Ceremonial by Carly Joy Miller

— Logan February

Ceremonial is a frightful and thoroughly delightful collection of poems. Carly Joy Miller’s debut vibrates with restlessness, with aliveness, the churnings of the spirit. In this cruel and sacred landscape, the poet’s fluid narrative leaps towards and away from God and pain, music and longing—all with such agility that Ilya Kaminsky refers to her poetics as “the sensual art of speaking in tongues.”

Cover features an illustration of a girl sitting atop a swan with a book upon her lap.
Orison Books  |  2018  |  104 pp

Truly, Miller works everything up to a spirited dance, a disclosure of an otherworldly humanity. In Ceremonial, the body is a mere costume for the self, and the self is a beast of desire.

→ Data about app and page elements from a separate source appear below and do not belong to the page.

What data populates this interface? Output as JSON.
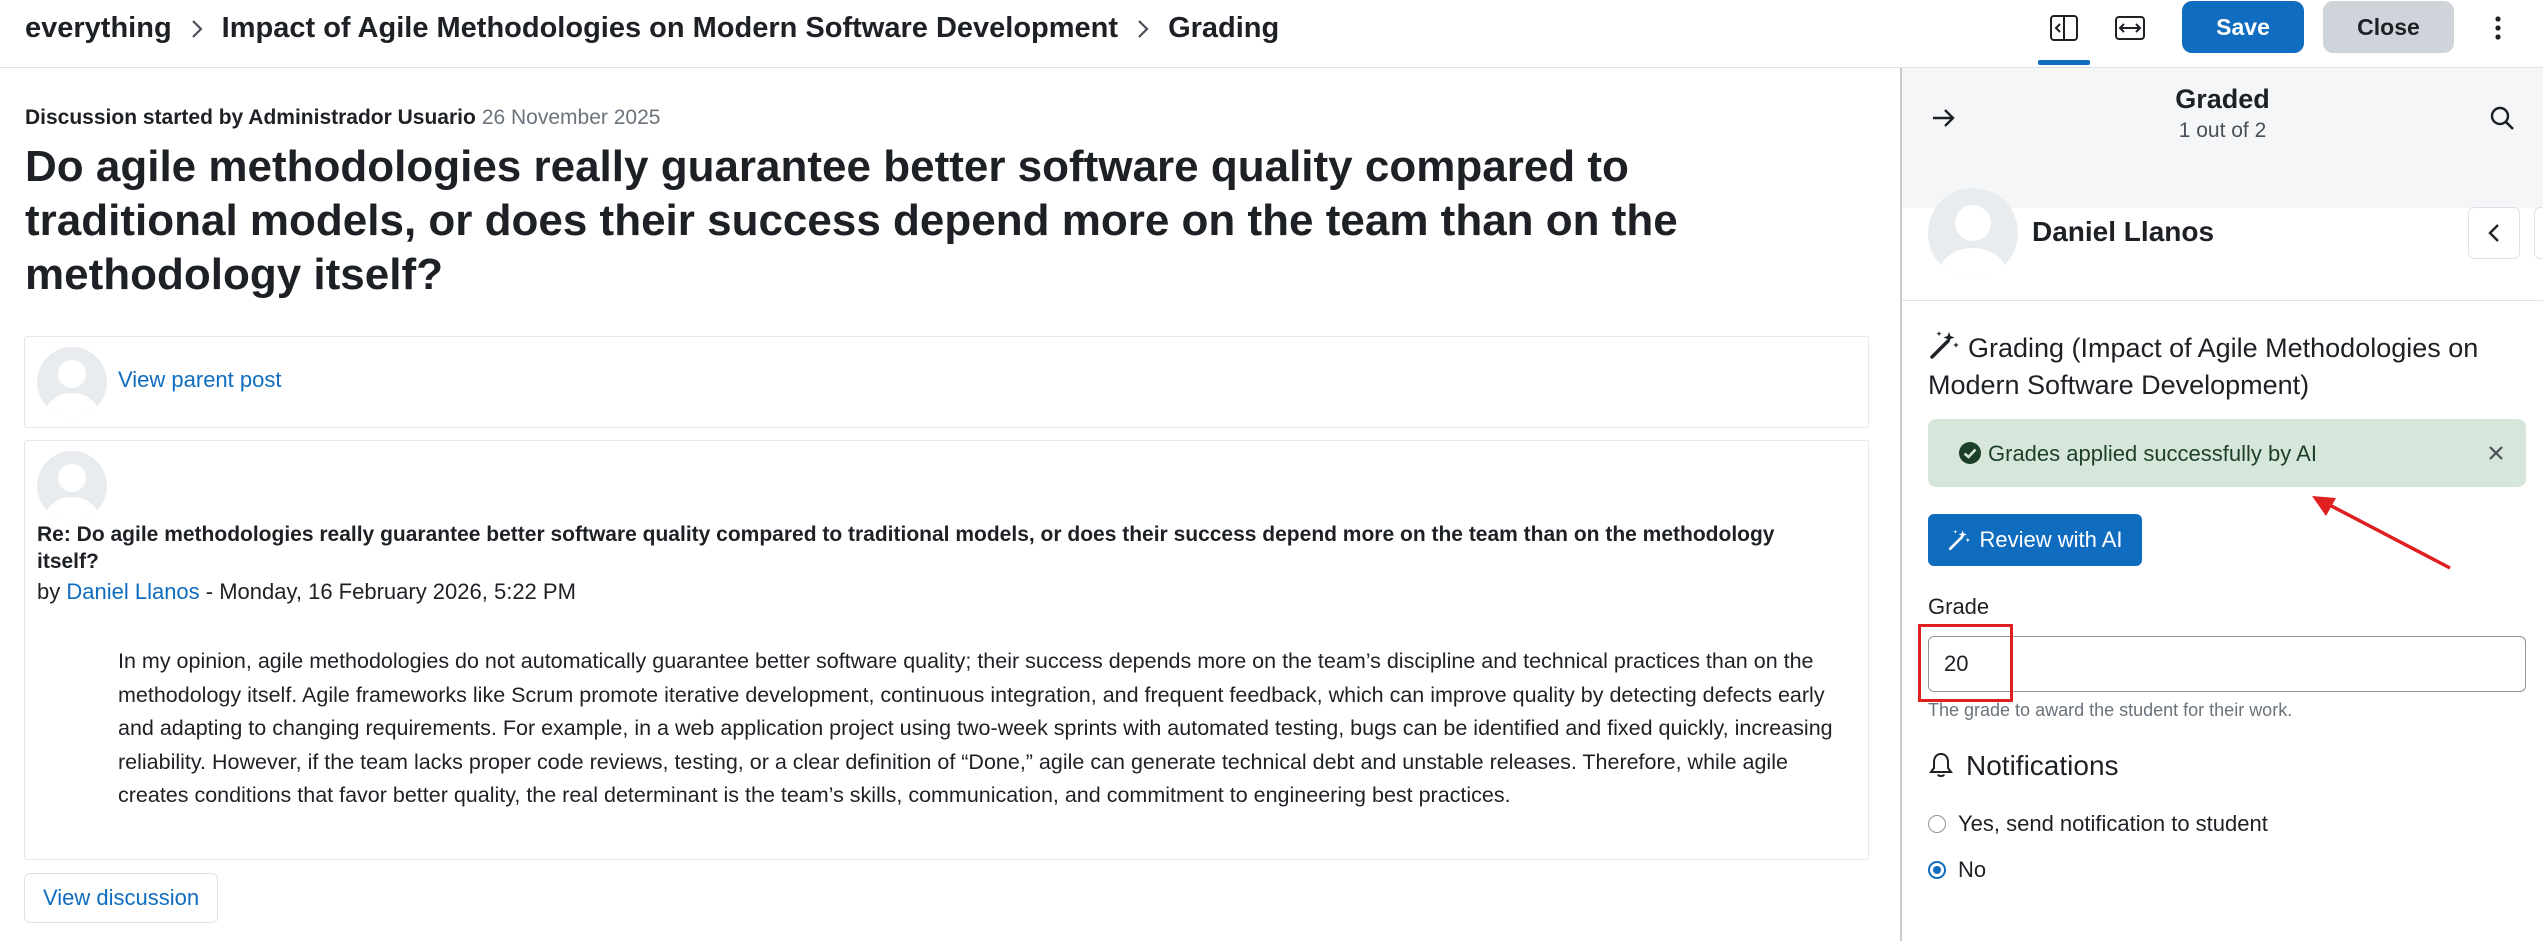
{
  "header": {
    "breadcrumbs": [
      "everything",
      "Impact of Agile Methodologies on Modern Software Development",
      "Grading"
    ],
    "icons": [
      "collapse-panel-icon",
      "expand-width-icon",
      "kebab-menu-icon"
    ],
    "save_label": "Save",
    "close_label": "Close"
  },
  "discussion": {
    "started_prefix": "Discussion started by Administrador Usuario",
    "started_date": "26 November 2025",
    "title": "Do agile methodologies really guarantee better software quality compared to traditional models, or does their success depend more on the team than on the methodology itself?",
    "parent_link": "View parent post",
    "post": {
      "subject": "Re: Do agile methodologies really guarantee better software quality compared to traditional models, or does their success depend more on the team than on the methodology itself?",
      "by_prefix": "by ",
      "author": "Daniel Llanos",
      "date": " - Monday, 16 February 2026, 5:22 PM",
      "body": "In my opinion, agile methodologies do not automatically guarantee better software quality; their success depends more on the team’s discipline and technical practices than on the methodology itself. Agile frameworks like Scrum promote iterative development, continuous integration, and frequent feedback, which can improve quality by detecting defects early and adapting to changing requirements. For example, in a web application project using two-week sprints with automated testing, bugs can be identified and fixed quickly, increasing reliability. However, if the team lacks proper code reviews, testing, or a clear definition of “Done,” agile can generate technical debt and unstable releases. Therefore, while agile creates conditions that favor better quality, the real determinant is the team’s skills, communication, and commitment to engineering best practices."
    },
    "view_discussion_label": "View discussion"
  },
  "panel": {
    "status": "Graded",
    "count": "1 out of 2",
    "student_name": "Daniel Llanos",
    "grading_title": "Grading (Impact of Agile Methodologies on Modern Software Development)",
    "alert_text": "Grades applied successfully by AI",
    "review_label": "Review with AI",
    "grade_label": "Grade",
    "grade_value": "20",
    "grade_help": "The grade to award the student for their work.",
    "notifications_title": "Notifications",
    "notify_options": [
      {
        "label": "Yes, send notification to student",
        "checked": false
      },
      {
        "label": "No",
        "checked": true
      }
    ]
  },
  "colors": {
    "primary": "#0f6cbf",
    "alert_bg": "#d7e6da",
    "alert_text": "#1c3f29",
    "annotation": "#e02020"
  }
}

Desire itself is at the core of the work. But despite the wildness of its wanting, Ceremonial remains light and airy with the most elegant lyricism, even at its most animalistic moments: “Nothing delights me more / than his horns. // How they rouge me.”

The world in this volume is bountiful with horned beasts; a fairytale in which the children don’t always make it out of the woods. The speaker, in her candid manner, tells us: “There are always killings in the quiet / line of trees.” This is the world that has formed our speaker and given her her grit, her bravado. In ‘Girl Gone Vile: Portrait,’ she asserts that it is “A kind of winning, to be the big bright bitch full of darkness.”

And full of darkness she is. In the collection’s first poem, the speaker confides: “My head / is a grief // prison.” And the reader is allowed to witness her coping mechanism, her search for music in every little thing. Miller brings melody to anxieties, to fears, to longings. It is this lyrical element that creates such a lush accessibility to the spirituality of the world in Ceremonial. In ‘Nightshift As Slaughter,’ she writes:

Dark laughter
behind me—these steps, these paws,
I know them all. Amen for fright,
the gaudy shriek. The gauze
of new hair over me, amen.

All of the shapeshifting in Ceremonial makes it an astounding artifact of human becoming. There is a sense of constant motion that makes the reader feel connected to Nature, and Miller’s not shy of making her emotions into living things. One poem vulnerably opens: “How ugly I’ve grown / into a forgetfulness.”

Ceremonial is a feast where human made beasts made spirits come to cavort. Everything is a verb—nothing stands still in this document of strangeness and healing. One can only surrender to the raw power of Miller’s music, as her speaker negotiates:

if you want to be saved

save yourself but if you want me
to sing I will sing.

Orison Books